According to press reports, research access to the Hungarian Radio’s archives is substantially impeded. Blinken OSA denounces any restriction on research freedom and dealing with the past, and offers its own collections related to Hungarian Radio to researchers on the subject.
December 1 is the anniversary of the start of regular radio broadcasting in Hungary, which could be a day of celebration. However, we were sad to read the Népszava report on the state of the Magyar Rádió (Hungarian state radio) archives. According to the article—relying on former staff members of the radio and researchers who requested anonymity—research access to the archives of Magyar Rádió (as well as those of the Hungarian state news agency and the Hungarian public television channels) has been facing increasing obstacles since 2010. No records registry is available, entire collection units have been closed from the public or moved to external storage without an inventory; no information is available on research facility opening hours, research is subject to a letter of assignment, individual assessment, and an hourly fee.

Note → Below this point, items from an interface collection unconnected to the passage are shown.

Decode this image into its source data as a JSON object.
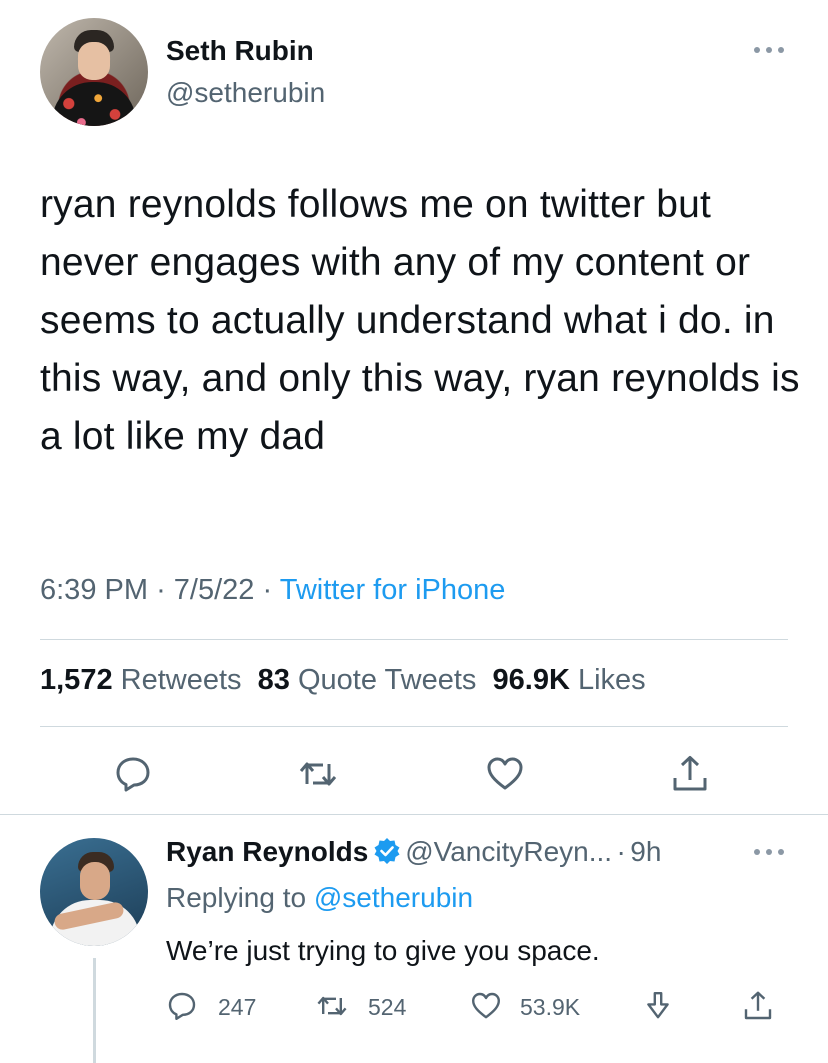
{
  "tweet": {
    "author_name": "Seth Rubin",
    "author_handle": "@setherubin",
    "text": "ryan reynolds follows me on twitter but never engages with any of my content or seems to actually understand what i do. in this way, and only this way, ryan reynolds is a lot like my dad",
    "time": "6:39 PM",
    "date": "7/5/22",
    "separator": "·",
    "source": "Twitter for iPhone",
    "stats": {
      "retweets_count": "1,572",
      "retweets_label": "Retweets",
      "quotes_count": "83",
      "quotes_label": "Quote Tweets",
      "likes_count": "96.9K",
      "likes_label": "Likes"
    },
    "actions": [
      "reply-icon",
      "retweet-icon",
      "like-icon",
      "share-icon"
    ]
  },
  "reply": {
    "author_name": "Ryan Reynolds",
    "verified": true,
    "author_handle": "@VancityReyn...",
    "separator": "·",
    "age": "9h",
    "replying_to_label": "Replying to",
    "replying_to_handle": "@setherubin",
    "text": "We’re just trying to give you space.",
    "reply_count": "247",
    "retweet_count": "524",
    "like_count": "53.9K",
    "actions": [
      "reply-icon",
      "retweet-icon",
      "like-icon",
      "download-icon",
      "share-icon"
    ]
  },
  "colors": {
    "accent": "#1d9bf0",
    "text": "#0f1419",
    "secondary": "#536471",
    "divider": "#cfd9de"
  }
}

In 2021, the Vera and Donald Blinken Open Society Archives (Blinken OSA) endorsed the Guiding Principles for Safe Havens for Archives at Risk, publishing its unofficial Hungarian translation. Understanding history can be hampered not only by physical risks (whether natural disasters, negligence, or intentional harm), but also by restrictions on their accessibility. As an archives committed to free access, we denounce any restriction on research freedom and on dealing with the past.
Blinken OSA, one of the largest Cold War and human rights archives in the world, is an open-access facility committed to making research materials available to researchers and the wider public free of charge. As consequence of the logic of the Cold War, we preserve the verbatim transcripts of the 1951–1994 political and news broadcasts of Magyar Rádió. The records covering forty-three years of radio broadcasts were created at the Radio Free Europe/Radio Liberty (RFE/RL) Research Institute in Munich. As radio served as the primary source of information for most of the second half of the 20th century, it was also an essential tool of state propaganda in the Eastern Bloc; this is why RFE/RL monitored the Hungarian Radio from the other side of the Iron Curtain, and for the same reason we consider the access to the Magyar Rádió archives instrumental today. The transcripts from 1951 to 1994, preserved in 497 archival boxes at Blinken OSA, are available in our Research Room, with a free registration. We are also striving to make the documents accessible online:
- We have already digitized the transcripts from 1988 to 1990, which are available on our website.
- The transcripts for the year 1989 are also integrated into our website Will There be a 1989?, a curated collection aggregating different primary sources on the year of the Hungarian regime change.
- In a blog post, we’ve published the full transcripts of the broadcasts of October 23 and 24, 1956.